**WORK TO COMPLETE:**
Go through the records below and copy out every line that contains the word "caption".

Stored records:
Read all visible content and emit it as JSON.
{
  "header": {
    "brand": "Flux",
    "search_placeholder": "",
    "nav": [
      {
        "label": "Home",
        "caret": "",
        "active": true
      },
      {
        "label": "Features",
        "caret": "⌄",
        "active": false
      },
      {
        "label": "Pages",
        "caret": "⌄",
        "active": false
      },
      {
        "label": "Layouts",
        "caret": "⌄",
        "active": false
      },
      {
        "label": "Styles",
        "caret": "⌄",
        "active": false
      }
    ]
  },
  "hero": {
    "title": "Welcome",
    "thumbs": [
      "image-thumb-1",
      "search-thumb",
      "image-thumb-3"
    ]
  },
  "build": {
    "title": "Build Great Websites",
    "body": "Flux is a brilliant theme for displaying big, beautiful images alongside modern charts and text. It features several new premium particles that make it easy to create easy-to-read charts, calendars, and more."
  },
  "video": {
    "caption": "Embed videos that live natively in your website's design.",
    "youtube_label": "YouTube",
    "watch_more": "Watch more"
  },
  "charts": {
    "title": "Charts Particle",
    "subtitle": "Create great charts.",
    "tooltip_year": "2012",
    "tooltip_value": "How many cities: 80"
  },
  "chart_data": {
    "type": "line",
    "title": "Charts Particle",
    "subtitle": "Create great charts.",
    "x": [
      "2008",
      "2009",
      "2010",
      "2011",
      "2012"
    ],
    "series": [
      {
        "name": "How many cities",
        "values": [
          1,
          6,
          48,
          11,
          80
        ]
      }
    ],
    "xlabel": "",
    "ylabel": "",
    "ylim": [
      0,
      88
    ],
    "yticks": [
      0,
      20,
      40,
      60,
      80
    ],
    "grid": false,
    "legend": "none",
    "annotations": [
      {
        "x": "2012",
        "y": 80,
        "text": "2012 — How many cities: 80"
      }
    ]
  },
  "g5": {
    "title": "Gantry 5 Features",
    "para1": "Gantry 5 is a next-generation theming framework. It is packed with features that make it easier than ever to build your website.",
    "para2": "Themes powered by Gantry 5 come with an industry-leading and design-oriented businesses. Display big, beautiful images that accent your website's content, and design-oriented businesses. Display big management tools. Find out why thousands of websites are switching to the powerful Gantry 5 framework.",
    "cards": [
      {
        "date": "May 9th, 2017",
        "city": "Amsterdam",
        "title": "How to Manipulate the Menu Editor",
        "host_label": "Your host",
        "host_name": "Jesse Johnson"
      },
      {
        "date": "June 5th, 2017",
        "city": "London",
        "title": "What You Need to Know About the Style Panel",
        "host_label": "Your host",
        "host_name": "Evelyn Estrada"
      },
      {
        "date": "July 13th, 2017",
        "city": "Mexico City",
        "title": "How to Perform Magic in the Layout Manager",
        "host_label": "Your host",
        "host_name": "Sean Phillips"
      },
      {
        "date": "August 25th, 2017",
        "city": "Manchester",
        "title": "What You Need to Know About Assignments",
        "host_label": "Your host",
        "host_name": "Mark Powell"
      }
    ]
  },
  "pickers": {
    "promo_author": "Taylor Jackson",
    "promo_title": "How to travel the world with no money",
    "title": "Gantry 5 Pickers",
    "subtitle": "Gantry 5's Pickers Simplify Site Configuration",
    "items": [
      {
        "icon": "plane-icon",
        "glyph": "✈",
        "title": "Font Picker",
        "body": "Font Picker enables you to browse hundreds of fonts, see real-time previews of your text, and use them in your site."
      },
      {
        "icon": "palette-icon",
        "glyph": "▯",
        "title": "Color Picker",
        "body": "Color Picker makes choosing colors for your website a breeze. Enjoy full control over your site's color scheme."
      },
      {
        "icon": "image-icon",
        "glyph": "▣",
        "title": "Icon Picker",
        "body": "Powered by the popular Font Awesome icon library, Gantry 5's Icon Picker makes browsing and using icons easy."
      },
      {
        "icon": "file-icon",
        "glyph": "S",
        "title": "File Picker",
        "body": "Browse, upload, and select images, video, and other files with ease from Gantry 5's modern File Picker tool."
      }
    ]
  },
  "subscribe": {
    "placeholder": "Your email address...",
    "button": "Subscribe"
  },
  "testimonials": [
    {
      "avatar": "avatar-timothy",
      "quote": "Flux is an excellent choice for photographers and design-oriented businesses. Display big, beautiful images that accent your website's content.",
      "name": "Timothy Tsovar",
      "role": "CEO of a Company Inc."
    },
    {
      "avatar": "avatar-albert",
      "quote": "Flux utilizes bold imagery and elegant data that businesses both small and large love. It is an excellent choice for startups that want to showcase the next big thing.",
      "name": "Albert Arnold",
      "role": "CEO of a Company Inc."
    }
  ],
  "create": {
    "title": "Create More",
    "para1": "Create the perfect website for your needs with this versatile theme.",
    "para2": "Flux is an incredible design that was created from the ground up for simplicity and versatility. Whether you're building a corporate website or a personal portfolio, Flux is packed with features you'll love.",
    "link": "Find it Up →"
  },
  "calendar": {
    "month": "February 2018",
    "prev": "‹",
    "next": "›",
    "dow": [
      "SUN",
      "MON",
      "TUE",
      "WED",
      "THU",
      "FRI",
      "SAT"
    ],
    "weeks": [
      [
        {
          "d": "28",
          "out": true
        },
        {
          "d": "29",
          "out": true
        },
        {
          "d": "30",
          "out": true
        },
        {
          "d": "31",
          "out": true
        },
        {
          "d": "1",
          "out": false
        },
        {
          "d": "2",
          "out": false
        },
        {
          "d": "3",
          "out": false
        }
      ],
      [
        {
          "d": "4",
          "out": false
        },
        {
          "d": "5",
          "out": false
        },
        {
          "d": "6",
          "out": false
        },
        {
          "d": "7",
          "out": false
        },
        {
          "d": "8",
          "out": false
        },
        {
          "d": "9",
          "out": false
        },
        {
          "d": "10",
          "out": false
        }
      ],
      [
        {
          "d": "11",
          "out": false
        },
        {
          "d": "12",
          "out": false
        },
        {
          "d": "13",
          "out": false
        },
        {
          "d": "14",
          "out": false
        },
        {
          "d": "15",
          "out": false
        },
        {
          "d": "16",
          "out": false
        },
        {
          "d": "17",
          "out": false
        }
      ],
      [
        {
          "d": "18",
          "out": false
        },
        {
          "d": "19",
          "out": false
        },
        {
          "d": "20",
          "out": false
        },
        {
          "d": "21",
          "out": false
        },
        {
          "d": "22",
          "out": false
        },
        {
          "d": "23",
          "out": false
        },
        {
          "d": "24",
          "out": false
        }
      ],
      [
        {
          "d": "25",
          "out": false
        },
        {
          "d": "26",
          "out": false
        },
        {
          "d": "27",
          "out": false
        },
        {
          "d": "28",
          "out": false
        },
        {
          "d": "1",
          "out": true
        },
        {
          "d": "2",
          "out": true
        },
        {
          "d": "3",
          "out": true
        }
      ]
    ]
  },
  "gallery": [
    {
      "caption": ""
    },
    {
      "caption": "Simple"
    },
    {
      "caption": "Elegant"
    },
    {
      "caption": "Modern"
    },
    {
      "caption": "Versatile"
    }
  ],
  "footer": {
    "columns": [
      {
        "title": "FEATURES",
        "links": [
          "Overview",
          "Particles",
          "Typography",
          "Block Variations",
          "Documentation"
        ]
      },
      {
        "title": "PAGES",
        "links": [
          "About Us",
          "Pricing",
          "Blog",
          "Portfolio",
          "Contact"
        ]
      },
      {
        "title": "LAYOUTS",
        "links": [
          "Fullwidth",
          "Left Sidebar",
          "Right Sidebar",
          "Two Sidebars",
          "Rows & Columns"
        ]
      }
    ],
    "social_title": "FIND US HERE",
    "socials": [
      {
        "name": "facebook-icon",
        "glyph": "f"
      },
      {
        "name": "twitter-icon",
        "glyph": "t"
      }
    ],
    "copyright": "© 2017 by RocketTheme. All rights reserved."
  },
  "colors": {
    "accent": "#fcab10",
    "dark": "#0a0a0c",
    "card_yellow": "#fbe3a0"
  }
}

**TASK SOLUTION:**
    "caption": "Embed videos that live natively in your website's design.",
      "caption": ""
      "caption": "Simple"
      "caption": "Elegant"
      "caption": "Modern"
      "caption": "Versatile"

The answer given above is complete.